Prior to my family estrangement, Thanksgiving was my favorite holiday. It was gratifying to sit at a beautiful dinner table, candles lit, delicious food passed among family and friends. Following the meal, we took turns expressing what we were grateful for. Inevitably, each person said that above all, they were grateful for their family.
Thanksgiving is quite different these days for estranged parents, who feel a deep sense of loss, abandonment, loneliness, and betrayal. Even if there are other children and other family members with whom we share a normal, happy relationship, the estrangement from a child is such a painful soul wound that it can overshadow the enjoyment of the family we do have.
Family. What is it about family that is so overwhelmingly pervasive as a necessary ingredient for a happy, successful life? The problem with this mindset is that we can’t control who our family is, how they behave or how they relate to us. Maybe we have a great relationship with a sibling but not so great with a parent. Or an adult child has addiction issues, a disorder, or has a partner who is difficult. We simply cannot control anyone, family or not.
So, according to the paradigm of spending holidays with family, we must actually have a family. Many people are bereft of family, or they have a family with issues like estrangement. So what can we do?
This year, I will continue to acknowledge all that I’m grateful for. It will look quite different from past lists, because it won’t focus on family. I simply can’t do that because my family has hurt me too much and for too long. So, here’s my list, revised to fit my current circumstances:
I am grateful for music, dance, books, art. I am grateful for the autumn leaves raining down from the trees, drifting sideways, dancing across my window. I am grateful that I’m still standing, stronger than ever. I am grateful that I’ve learned to let go. I’m grateful that my broken heart is still beating, and healing more each day. I’m grateful that I still giggle, that I still cry when I witness new life, that I still wait in my car to hear the end of a song I like. I’m grateful that I’ve grown kinder and more patient. I’m grateful for the lesson of detachment, because grasping only makes things worse.
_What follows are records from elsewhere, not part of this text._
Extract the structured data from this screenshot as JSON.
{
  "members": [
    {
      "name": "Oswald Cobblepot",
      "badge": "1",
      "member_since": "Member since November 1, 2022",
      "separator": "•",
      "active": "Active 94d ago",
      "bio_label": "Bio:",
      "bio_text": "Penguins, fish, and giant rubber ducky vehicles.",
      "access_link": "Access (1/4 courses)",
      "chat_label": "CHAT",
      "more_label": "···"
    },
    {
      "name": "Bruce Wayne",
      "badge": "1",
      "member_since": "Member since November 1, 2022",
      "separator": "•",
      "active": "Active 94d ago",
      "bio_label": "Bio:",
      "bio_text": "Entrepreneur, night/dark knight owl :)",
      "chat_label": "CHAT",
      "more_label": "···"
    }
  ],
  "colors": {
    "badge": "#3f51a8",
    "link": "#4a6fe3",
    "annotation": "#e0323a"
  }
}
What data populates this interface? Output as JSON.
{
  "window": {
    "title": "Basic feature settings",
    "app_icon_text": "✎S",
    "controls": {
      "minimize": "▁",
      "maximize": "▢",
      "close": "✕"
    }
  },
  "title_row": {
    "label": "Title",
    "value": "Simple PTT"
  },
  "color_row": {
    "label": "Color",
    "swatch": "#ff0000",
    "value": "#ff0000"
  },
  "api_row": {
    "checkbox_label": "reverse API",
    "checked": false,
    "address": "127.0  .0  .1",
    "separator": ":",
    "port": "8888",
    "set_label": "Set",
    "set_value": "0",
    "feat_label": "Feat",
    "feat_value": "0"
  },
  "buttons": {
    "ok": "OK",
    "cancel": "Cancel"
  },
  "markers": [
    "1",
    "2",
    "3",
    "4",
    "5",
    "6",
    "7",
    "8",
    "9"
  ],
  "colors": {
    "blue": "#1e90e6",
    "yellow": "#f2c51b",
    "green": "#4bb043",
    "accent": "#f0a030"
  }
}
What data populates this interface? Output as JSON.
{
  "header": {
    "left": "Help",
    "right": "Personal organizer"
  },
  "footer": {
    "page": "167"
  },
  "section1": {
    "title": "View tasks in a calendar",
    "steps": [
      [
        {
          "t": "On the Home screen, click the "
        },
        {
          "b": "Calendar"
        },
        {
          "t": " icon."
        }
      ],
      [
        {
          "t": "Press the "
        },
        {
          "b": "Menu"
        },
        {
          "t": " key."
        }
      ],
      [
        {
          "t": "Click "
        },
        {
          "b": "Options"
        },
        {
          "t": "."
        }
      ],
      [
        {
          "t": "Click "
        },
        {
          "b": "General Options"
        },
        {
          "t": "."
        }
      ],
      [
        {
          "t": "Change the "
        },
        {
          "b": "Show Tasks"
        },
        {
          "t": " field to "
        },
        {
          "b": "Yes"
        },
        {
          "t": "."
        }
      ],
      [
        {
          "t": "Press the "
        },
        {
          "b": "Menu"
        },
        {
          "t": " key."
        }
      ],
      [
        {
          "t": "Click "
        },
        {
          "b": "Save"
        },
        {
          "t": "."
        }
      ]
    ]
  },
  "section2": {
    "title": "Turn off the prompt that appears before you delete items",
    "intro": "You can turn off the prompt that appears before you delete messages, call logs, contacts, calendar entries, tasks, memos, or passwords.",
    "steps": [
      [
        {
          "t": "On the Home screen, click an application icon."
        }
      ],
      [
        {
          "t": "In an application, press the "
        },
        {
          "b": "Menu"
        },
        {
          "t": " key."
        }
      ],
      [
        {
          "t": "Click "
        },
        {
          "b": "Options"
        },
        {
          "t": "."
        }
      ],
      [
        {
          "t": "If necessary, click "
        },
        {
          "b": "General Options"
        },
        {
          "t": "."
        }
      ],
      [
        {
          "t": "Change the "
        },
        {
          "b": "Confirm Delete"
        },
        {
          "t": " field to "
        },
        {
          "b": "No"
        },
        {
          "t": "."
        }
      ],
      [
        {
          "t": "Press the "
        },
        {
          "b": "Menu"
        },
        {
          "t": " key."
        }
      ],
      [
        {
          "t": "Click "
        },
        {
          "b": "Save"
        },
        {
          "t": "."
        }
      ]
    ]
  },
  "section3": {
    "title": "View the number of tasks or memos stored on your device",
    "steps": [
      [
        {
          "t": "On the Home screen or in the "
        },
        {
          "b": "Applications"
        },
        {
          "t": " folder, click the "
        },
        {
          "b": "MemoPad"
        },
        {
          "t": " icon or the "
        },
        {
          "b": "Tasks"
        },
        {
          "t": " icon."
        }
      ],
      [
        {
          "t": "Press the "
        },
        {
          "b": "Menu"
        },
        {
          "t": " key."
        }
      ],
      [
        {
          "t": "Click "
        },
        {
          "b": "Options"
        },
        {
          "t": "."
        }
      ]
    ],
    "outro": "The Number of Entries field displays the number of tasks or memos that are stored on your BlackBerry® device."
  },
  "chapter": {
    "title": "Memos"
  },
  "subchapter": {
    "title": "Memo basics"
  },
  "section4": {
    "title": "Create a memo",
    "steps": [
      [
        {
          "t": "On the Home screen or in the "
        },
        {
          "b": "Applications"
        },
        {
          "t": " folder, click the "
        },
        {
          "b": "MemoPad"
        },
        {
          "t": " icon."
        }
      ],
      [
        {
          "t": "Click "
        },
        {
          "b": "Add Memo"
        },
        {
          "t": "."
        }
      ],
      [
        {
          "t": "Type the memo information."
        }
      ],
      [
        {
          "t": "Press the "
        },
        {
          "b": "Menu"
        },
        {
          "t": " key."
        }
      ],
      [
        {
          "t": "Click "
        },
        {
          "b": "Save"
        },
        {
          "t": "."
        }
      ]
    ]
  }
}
I’m grateful for peace and for the quiet that fills me up. I’m grateful for the deep understanding that people come and go, that there is no permanence, that I can’t let my happiness be dependent upon what someone does or doesn’t do. I’m grateful for my life, for love, for that quiet voice within me that says, “I won’t give up. I’m willing to see and to do things differently. Everyday, I choose to rise up and begin again.”
This year, Thanksgiving will be an inside job. And I’m grateful for that.